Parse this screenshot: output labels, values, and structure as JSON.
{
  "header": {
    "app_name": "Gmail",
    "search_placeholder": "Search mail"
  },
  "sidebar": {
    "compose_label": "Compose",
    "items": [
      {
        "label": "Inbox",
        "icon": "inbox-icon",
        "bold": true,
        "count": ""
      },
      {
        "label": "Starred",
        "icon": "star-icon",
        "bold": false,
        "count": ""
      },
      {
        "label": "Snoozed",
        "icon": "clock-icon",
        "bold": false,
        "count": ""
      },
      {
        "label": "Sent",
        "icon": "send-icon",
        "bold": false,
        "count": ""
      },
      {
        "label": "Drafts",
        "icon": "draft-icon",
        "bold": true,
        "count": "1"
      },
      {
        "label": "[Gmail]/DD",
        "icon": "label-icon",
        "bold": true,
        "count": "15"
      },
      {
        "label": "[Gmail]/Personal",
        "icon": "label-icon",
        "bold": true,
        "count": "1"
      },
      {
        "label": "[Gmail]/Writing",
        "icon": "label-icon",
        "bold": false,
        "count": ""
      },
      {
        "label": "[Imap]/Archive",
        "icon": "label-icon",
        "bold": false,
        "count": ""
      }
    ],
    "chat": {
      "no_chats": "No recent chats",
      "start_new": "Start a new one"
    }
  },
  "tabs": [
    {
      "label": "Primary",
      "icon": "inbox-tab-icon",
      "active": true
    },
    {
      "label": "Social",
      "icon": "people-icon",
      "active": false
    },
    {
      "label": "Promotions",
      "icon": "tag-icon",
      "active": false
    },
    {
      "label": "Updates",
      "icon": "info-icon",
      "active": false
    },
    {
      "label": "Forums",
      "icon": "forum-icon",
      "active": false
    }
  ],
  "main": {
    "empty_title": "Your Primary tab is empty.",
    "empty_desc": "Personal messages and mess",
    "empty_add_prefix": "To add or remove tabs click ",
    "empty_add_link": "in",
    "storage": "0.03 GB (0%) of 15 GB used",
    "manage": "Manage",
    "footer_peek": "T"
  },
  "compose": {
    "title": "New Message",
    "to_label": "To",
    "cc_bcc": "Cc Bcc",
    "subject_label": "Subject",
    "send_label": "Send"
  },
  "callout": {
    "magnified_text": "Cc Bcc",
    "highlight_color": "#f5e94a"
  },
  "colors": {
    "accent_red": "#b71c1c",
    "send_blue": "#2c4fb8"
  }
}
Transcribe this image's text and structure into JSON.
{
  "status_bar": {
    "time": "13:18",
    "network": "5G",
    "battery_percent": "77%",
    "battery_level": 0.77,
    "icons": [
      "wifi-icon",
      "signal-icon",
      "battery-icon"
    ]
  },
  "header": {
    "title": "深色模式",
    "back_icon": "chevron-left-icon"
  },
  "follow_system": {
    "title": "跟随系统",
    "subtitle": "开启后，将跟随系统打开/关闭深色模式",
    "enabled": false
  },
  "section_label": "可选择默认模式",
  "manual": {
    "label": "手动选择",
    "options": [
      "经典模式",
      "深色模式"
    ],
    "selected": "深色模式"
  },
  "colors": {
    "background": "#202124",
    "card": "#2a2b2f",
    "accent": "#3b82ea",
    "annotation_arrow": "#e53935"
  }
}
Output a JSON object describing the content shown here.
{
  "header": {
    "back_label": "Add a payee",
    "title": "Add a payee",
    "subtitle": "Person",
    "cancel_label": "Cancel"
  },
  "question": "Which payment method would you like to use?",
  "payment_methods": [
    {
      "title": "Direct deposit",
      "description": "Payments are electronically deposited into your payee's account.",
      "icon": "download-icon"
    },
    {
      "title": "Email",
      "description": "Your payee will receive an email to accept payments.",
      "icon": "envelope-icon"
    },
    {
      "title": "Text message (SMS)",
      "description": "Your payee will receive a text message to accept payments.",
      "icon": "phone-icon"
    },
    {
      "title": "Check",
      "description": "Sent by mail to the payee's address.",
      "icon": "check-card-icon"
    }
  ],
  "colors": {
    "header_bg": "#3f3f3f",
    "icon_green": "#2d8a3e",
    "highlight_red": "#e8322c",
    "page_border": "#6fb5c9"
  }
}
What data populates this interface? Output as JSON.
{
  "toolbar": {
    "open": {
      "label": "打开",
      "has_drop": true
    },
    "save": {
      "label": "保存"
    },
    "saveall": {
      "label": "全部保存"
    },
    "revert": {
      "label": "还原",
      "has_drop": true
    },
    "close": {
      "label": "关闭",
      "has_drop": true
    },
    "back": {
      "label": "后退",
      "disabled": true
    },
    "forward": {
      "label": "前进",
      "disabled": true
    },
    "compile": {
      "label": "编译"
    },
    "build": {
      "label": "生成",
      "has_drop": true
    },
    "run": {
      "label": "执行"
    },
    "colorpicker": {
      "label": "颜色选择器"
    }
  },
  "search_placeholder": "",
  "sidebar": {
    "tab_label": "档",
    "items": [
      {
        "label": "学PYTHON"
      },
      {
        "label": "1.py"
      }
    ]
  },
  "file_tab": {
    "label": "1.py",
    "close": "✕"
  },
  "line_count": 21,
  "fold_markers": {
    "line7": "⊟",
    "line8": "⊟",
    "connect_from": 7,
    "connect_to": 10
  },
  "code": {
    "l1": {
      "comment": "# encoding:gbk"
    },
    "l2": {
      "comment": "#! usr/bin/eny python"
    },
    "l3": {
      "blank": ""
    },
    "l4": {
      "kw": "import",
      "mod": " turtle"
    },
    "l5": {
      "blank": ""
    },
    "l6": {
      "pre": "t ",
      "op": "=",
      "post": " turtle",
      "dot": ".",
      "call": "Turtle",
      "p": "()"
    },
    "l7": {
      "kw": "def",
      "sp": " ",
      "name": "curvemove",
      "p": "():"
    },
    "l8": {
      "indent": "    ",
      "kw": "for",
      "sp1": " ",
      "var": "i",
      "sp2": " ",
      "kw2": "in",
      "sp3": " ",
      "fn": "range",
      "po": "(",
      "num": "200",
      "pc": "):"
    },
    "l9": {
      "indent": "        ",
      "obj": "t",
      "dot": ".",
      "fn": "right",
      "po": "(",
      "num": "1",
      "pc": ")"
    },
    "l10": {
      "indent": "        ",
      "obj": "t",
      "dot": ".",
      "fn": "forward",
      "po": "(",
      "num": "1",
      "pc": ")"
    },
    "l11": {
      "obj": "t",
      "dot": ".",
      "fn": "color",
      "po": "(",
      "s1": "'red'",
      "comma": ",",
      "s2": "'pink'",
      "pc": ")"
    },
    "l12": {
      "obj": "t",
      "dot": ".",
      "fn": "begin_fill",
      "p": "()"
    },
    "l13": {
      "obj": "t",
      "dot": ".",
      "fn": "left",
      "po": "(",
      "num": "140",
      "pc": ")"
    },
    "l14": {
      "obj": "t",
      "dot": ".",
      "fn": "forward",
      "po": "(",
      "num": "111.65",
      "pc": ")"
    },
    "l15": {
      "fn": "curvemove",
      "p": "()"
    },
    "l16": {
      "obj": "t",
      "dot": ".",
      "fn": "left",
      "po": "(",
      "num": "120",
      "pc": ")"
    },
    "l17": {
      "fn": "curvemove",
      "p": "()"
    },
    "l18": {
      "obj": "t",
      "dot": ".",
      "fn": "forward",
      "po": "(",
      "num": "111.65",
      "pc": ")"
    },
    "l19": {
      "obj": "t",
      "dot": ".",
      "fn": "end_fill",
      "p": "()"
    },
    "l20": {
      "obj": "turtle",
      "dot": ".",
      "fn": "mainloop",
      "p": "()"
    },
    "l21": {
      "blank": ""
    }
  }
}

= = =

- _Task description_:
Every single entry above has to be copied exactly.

- _Expected answer_:
Parse this screenshot: output labels, values, and structure as JSON.
{
  "header": {
    "app_name": "Gmail",
    "search_placeholder": "Search mail"
  },
  "sidebar": {
    "compose_label": "Compose",
    "items": [
      {
        "label": "Inbox",
        "icon": "inbox-icon",
        "bold": true,
        "count": ""
      },
      {
        "label": "Starred",
        "icon": "star-icon",
        "bold": false,
        "count": ""
      },
      {
        "label": "Snoozed",
        "icon": "clock-icon",
        "bold": false,
        "count": ""
      },
      {
        "label": "Sent",
        "icon": "send-icon",
        "bold": false,
        "count": ""
      },
      {
        "label": "Drafts",
        "icon": "draft-icon",
        "bold": true,
        "count": "1"
      },
      {
        "label": "[Gmail]/DD",
        "icon": "label-icon",
        "bold": true,
        "count": "15"
      },
      {
        "label": "[Gmail]/Personal",
        "icon": "label-icon",
        "bold": true,
        "count": "1"
      },
      {
        "label": "[Gmail]/Writing",
        "icon": "label-icon",
        "bold": false,
        "count": ""
      },
      {
        "label": "[Imap]/Archive",
        "icon": "label-icon",
        "bold": false,
        "count": ""
      }
    ],
    "chat": {
      "no_chats": "No recent chats",
      "start_new": "Start a new one"
    }
  },
  "tabs": [
    {
      "label": "Primary",
      "icon": "inbox-tab-icon",
      "active": true
    },
    {
      "label": "Social",
      "icon": "people-icon",
      "active": false
    },
    {
      "label": "Promotions",
      "icon": "tag-icon",
      "active": false
    },
    {
      "label": "Updates",
      "icon": "info-icon",
      "active": false
    },
    {
      "label": "Forums",
      "icon": "forum-icon",
      "active": false
    }
  ],
  "main": {
    "empty_title": "Your Primary tab is empty.",
    "empty_desc": "Personal messages and mess",
    "empty_add_prefix": "To add or remove tabs click ",
    "empty_add_link": "in",
    "storage": "0.03 GB (0%) of 15 GB used",
    "manage": "Manage",
    "footer_peek": "T"
  },
  "compose": {
    "title": "New Message",
    "to_label": "To",
    "cc_bcc": "Cc Bcc",
    "subject_label": "Subject",
    "send_label": "Send"
  },
  "callout": {
    "magnified_text": "Cc Bcc",
    "highlight_color": "#f5e94a"
  },
  "colors": {
    "accent_red": "#b71c1c",
    "send_blue": "#2c4fb8"
  }
}
Transcribe this image's text and structure into JSON.
{
  "status_bar": {
    "time": "13:18",
    "network": "5G",
    "battery_percent": "77%",
    "battery_level": 0.77,
    "icons": [
      "wifi-icon",
      "signal-icon",
      "battery-icon"
    ]
  },
  "header": {
    "title": "深色模式",
    "back_icon": "chevron-left-icon"
  },
  "follow_system": {
    "title": "跟随系统",
    "subtitle": "开启后，将跟随系统打开/关闭深色模式",
    "enabled": false
  },
  "section_label": "可选择默认模式",
  "manual": {
    "label": "手动选择",
    "options": [
      "经典模式",
      "深色模式"
    ],
    "selected": "深色模式"
  },
  "colors": {
    "background": "#202124",
    "card": "#2a2b2f",
    "accent": "#3b82ea",
    "annotation_arrow": "#e53935"
  }
}
Output a JSON object describing the content shown here.
{
  "header": {
    "back_label": "Add a payee",
    "title": "Add a payee",
    "subtitle": "Person",
    "cancel_label": "Cancel"
  },
  "question": "Which payment method would you like to use?",
  "payment_methods": [
    {
      "title": "Direct deposit",
      "description": "Payments are electronically deposited into your payee's account.",
      "icon": "download-icon"
    },
    {
      "title": "Email",
      "description": "Your payee will receive an email to accept payments.",
      "icon": "envelope-icon"
    },
    {
      "title": "Text message (SMS)",
      "description": "Your payee will receive a text message to accept payments.",
      "icon": "phone-icon"
    },
    {
      "title": "Check",
      "description": "Sent by mail to the payee's address.",
      "icon": "check-card-icon"
    }
  ],
  "colors": {
    "header_bg": "#3f3f3f",
    "icon_green": "#2d8a3e",
    "highlight_red": "#e8322c",
    "page_border": "#6fb5c9"
  }
}
What data populates this interface? Output as JSON.
{
  "toolbar": {
    "open": {
      "label": "打开",
      "has_drop": true
    },
    "save": {
      "label": "保存"
    },
    "saveall": {
      "label": "全部保存"
    },
    "revert": {
      "label": "还原",
      "has_drop": true
    },
    "close": {
      "label": "关闭",
      "has_drop": true
    },
    "back": {
      "label": "后退",
      "disabled": true
    },
    "forward": {
      "label": "前进",
      "disabled": true
    },
    "compile": {
      "label": "编译"
    },
    "build": {
      "label": "生成",
      "has_drop": true
    },
    "run": {
      "label": "执行"
    },
    "colorpicker": {
      "label": "颜色选择器"
    }
  },
  "search_placeholder": "",
  "sidebar": {
    "tab_label": "档",
    "items": [
      {
        "label": "学PYTHON"
      },
      {
        "label": "1.py"
      }
    ]
  },
  "file_tab": {
    "label": "1.py",
    "close": "✕"
  },
  "line_count": 21,
  "fold_markers": {
    "line7": "⊟",
    "line8": "⊟",
    "connect_from": 7,
    "connect_to": 10
  },
  "code": {
    "l1": {
      "comment": "# encoding:gbk"
    },
    "l2": {
      "comment": "#! usr/bin/eny python"
    },
    "l3": {
      "blank": ""
    },
    "l4": {
      "kw": "import",
      "mod": " turtle"
    },
    "l5": {
      "blank": ""
    },
    "l6": {
      "pre": "t ",
      "op": "=",
      "post": " turtle",
      "dot": ".",
      "call": "Turtle",
      "p": "()"
    },
    "l7": {
      "kw": "def",
      "sp": " ",
      "name": "curvemove",
      "p": "():"
    },
    "l8": {
      "indent": "    ",
      "kw": "for",
      "sp1": " ",
      "var": "i",
      "sp2": " ",
      "kw2": "in",
      "sp3": " ",
      "fn": "range",
      "po": "(",
      "num": "200",
      "pc": "):"
    },
    "l9": {
      "indent": "        ",
      "obj": "t",
      "dot": ".",
      "fn": "right",
      "po": "(",
      "num": "1",
      "pc": ")"
    },
    "l10": {
      "indent": "        ",
      "obj": "t",
      "dot": ".",
      "fn": "forward",
      "po": "(",
      "num": "1",
      "pc": ")"
    },
    "l11": {
      "obj": "t",
      "dot": ".",
      "fn": "color",
      "po": "(",
      "s1": "'red'",
      "comma": ",",
      "s2": "'pink'",
      "pc": ")"
    },
    "l12": {
      "obj": "t",
      "dot": ".",
      "fn": "begin_fill",
      "p": "()"
    },
    "l13": {
      "obj": "t",
      "dot": ".",
      "fn": "left",
      "po": "(",
      "num": "140",
      "pc": ")"
    },
    "l14": {
      "obj": "t",
      "dot": ".",
      "fn": "forward",
      "po": "(",
      "num": "111.65",
      "pc": ")"
    },
    "l15": {
      "fn": "curvemove",
      "p": "()"
    },
    "l16": {
      "obj": "t",
      "dot": ".",
      "fn": "left",
      "po": "(",
      "num": "120",
      "pc": ")"
    },
    "l17": {
      "fn": "curvemove",
      "p": "()"
    },
    "l18": {
      "obj": "t",
      "dot": ".",
      "fn": "forward",
      "po": "(",
      "num": "111.65",
      "pc": ")"
    },
    "l19": {
      "obj": "t",
      "dot": ".",
      "fn": "end_fill",
      "p": "()"
    },
    "l20": {
      "obj": "turtle",
      "dot": ".",
      "fn": "mainloop",
      "p": "()"
    },
    "l21": {
      "blank": ""
    }
  }
}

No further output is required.